  2. Squashing Negative Stereotypes.  Society inundates us with negative messages and images about the aging process.  Stay positive when you are around your loved one. Let them know you value their contributions and that you respect them.  If they are self-conscious of their limitations, reassure them that their hearing loss or lack of stamina is nothing to be ashamed of.  We all have our own limitations in life.
  3. Strength and Balance. If your mom is steady on her feet and less likely to fall, she will be able to feel more confident caring for herself and getting around. Encourage her to take balance classes or chair yoga at a local senior center or offer to walk regularly with her to keep up her strength.   A decline in health and strength can easily lead to a lower self-esteem and a loss of confidence.
  4. Ask for Their Advice. Your older parent is a fountain of wisdom, experience, and advice.  Ask them for their input or to help you work through a problem.   They may have some good insight on everything from serious questions about relationships to more lighthearted issues like cooking, cleaning, or gardening tips. Being helpful and having a sense of purpose can really be a boost to their confidence.
  5. Make Their Home Accessible. Many times, a dip in self-esteem is the direct result of the loss of independence. Be proactive by installing handrails in the tub, checking that rugs don’t slip, keep frequently used items within easy reach, and make sure pathways in the house are clear for easy walking.  Give them the tools they need to live safely in their home.
  6. Talk About Current Events. Get your dad’s viewpoint on the world today based on his personal experience. Showing value for his ideas and input can be a real boost to his confidence.  You might not always agree but you can have respectful discussions.
  7. Be Compassionate. Try to be patient and understanding when interacting with a senior parent.  Hearing issues can be misinterpreted as a lack of understanding or less stamina could be misconstrued as stubborn.   They may have some limitations but always treat them with dignity and compassion.

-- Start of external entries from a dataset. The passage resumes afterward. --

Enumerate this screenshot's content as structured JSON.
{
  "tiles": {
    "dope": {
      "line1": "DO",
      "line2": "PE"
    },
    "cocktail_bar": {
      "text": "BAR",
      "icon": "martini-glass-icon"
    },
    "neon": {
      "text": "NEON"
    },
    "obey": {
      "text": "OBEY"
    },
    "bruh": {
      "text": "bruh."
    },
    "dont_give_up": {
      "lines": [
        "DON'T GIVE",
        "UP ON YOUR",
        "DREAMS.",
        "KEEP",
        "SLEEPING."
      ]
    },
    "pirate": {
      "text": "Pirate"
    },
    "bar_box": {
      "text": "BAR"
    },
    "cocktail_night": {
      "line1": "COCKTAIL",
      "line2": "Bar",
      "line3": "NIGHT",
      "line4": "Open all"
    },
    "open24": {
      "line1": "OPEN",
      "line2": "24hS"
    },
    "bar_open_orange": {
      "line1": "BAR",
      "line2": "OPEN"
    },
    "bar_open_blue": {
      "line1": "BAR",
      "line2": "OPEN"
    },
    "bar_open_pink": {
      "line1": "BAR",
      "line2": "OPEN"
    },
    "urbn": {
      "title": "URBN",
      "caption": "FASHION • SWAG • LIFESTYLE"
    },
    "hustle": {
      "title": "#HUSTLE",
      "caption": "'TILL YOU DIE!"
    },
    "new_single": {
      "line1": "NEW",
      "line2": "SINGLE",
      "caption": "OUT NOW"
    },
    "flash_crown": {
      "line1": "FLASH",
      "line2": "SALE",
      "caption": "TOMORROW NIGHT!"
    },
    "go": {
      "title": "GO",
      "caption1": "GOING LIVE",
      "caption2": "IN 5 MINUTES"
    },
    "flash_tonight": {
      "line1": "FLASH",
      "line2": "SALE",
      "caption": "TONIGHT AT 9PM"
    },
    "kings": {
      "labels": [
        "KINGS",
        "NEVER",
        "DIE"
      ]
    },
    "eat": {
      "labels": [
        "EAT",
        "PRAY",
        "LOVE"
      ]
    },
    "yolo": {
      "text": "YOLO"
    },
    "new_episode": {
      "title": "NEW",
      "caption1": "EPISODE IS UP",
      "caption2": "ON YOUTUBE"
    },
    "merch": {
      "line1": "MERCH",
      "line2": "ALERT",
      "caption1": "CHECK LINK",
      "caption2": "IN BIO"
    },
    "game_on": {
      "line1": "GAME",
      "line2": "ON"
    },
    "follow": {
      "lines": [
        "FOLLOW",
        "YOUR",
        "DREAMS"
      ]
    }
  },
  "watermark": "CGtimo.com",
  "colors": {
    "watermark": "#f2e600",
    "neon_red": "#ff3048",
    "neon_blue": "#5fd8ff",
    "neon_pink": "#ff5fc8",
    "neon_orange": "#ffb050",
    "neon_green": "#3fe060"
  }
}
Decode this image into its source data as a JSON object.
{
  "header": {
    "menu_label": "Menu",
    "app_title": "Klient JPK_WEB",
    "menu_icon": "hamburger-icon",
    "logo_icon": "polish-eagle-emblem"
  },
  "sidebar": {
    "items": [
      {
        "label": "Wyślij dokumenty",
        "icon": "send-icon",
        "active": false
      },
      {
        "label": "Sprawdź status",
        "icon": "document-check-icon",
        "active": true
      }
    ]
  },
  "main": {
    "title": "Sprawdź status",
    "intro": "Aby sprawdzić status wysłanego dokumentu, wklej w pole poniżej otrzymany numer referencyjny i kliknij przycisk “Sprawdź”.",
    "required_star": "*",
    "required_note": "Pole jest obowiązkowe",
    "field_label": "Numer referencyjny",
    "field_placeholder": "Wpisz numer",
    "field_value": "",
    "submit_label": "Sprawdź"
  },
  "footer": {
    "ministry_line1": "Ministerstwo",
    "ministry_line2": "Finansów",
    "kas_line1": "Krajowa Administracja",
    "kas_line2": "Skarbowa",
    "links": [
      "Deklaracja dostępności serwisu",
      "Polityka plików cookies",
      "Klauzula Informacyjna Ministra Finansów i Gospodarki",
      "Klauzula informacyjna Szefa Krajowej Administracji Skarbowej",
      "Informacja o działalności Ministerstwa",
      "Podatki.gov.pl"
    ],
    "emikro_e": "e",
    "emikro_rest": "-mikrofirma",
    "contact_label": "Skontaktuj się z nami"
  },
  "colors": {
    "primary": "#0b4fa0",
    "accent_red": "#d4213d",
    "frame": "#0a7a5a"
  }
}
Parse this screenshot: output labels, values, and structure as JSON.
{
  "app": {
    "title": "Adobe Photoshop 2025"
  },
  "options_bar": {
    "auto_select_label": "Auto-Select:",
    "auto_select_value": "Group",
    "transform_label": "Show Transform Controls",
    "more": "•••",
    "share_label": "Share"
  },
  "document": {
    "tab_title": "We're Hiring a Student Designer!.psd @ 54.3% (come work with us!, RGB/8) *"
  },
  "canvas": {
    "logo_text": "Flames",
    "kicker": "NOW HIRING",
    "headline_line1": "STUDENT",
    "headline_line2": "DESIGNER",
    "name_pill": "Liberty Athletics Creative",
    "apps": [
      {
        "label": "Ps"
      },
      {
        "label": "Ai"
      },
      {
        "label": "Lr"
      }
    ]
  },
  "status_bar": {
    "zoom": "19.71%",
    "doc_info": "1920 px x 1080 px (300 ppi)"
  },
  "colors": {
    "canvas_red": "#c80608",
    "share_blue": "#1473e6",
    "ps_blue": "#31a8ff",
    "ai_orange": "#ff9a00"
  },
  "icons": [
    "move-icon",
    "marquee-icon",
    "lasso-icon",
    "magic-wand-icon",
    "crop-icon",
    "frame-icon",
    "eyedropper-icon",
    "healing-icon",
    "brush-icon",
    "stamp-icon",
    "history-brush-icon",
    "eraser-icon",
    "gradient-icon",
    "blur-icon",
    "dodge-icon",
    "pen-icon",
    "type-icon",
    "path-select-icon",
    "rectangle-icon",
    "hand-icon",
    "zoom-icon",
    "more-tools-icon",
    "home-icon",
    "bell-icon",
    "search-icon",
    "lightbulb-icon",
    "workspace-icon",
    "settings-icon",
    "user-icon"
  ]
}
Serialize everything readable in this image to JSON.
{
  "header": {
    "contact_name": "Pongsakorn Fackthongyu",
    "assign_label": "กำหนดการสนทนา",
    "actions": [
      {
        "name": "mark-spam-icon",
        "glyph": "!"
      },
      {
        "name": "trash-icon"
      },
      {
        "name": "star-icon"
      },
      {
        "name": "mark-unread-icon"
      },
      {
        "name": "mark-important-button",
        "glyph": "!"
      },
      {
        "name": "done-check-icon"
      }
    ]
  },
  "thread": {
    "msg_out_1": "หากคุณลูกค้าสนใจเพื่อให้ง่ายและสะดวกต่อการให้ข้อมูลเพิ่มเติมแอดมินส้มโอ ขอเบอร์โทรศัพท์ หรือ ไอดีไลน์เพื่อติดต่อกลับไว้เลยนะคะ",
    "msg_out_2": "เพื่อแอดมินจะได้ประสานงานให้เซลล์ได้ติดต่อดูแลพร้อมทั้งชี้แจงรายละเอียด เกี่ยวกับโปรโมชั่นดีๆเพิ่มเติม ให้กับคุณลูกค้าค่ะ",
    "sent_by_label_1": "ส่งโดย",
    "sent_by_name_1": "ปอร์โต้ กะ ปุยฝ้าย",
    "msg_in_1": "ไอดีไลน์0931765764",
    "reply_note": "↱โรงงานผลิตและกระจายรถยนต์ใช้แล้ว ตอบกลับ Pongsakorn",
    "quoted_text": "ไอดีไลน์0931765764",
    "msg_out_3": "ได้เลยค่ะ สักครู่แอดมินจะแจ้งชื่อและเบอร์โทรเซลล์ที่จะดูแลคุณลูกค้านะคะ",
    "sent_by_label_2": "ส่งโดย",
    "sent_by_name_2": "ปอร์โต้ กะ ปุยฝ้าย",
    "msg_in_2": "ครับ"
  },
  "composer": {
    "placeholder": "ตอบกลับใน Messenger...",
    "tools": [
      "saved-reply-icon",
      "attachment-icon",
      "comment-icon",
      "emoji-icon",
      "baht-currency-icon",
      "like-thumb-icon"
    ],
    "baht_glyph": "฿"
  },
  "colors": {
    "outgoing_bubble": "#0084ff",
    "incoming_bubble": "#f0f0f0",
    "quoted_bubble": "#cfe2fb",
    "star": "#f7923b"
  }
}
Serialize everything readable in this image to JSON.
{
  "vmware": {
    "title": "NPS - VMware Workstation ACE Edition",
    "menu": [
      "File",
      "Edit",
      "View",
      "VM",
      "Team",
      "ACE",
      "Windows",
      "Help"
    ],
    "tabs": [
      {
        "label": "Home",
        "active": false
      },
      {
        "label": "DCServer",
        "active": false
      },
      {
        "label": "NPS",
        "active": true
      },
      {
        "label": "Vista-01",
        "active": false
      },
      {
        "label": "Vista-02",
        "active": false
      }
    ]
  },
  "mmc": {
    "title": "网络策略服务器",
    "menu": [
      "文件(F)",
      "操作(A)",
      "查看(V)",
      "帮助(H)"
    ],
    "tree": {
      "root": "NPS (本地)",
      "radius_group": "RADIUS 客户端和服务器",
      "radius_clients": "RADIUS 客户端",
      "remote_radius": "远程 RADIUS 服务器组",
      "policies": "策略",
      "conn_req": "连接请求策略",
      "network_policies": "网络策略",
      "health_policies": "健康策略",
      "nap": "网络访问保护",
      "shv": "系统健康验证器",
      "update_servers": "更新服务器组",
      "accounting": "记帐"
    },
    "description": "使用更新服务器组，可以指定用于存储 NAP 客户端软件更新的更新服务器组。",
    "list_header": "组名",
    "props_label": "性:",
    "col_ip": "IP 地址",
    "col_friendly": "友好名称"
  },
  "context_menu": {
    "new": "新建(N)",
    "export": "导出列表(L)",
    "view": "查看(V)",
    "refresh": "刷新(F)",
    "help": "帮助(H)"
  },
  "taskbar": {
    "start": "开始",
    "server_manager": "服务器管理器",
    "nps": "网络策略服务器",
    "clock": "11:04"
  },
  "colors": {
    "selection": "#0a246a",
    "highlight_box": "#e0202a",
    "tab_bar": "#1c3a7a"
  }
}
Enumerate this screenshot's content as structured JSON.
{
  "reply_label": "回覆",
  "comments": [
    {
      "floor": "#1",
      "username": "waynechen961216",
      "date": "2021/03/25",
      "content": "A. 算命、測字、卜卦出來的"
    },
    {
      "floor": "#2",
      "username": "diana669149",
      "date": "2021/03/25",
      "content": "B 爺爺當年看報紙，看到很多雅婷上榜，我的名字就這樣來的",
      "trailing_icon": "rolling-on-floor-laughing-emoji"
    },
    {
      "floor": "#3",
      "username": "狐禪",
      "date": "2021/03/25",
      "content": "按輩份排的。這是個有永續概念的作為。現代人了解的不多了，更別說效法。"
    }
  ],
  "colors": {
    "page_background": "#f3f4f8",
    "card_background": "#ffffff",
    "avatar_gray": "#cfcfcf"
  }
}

Visit a local Aegis Living community to speak with one of our trained staff who can provide helpful insight into what to expect as your parent ages.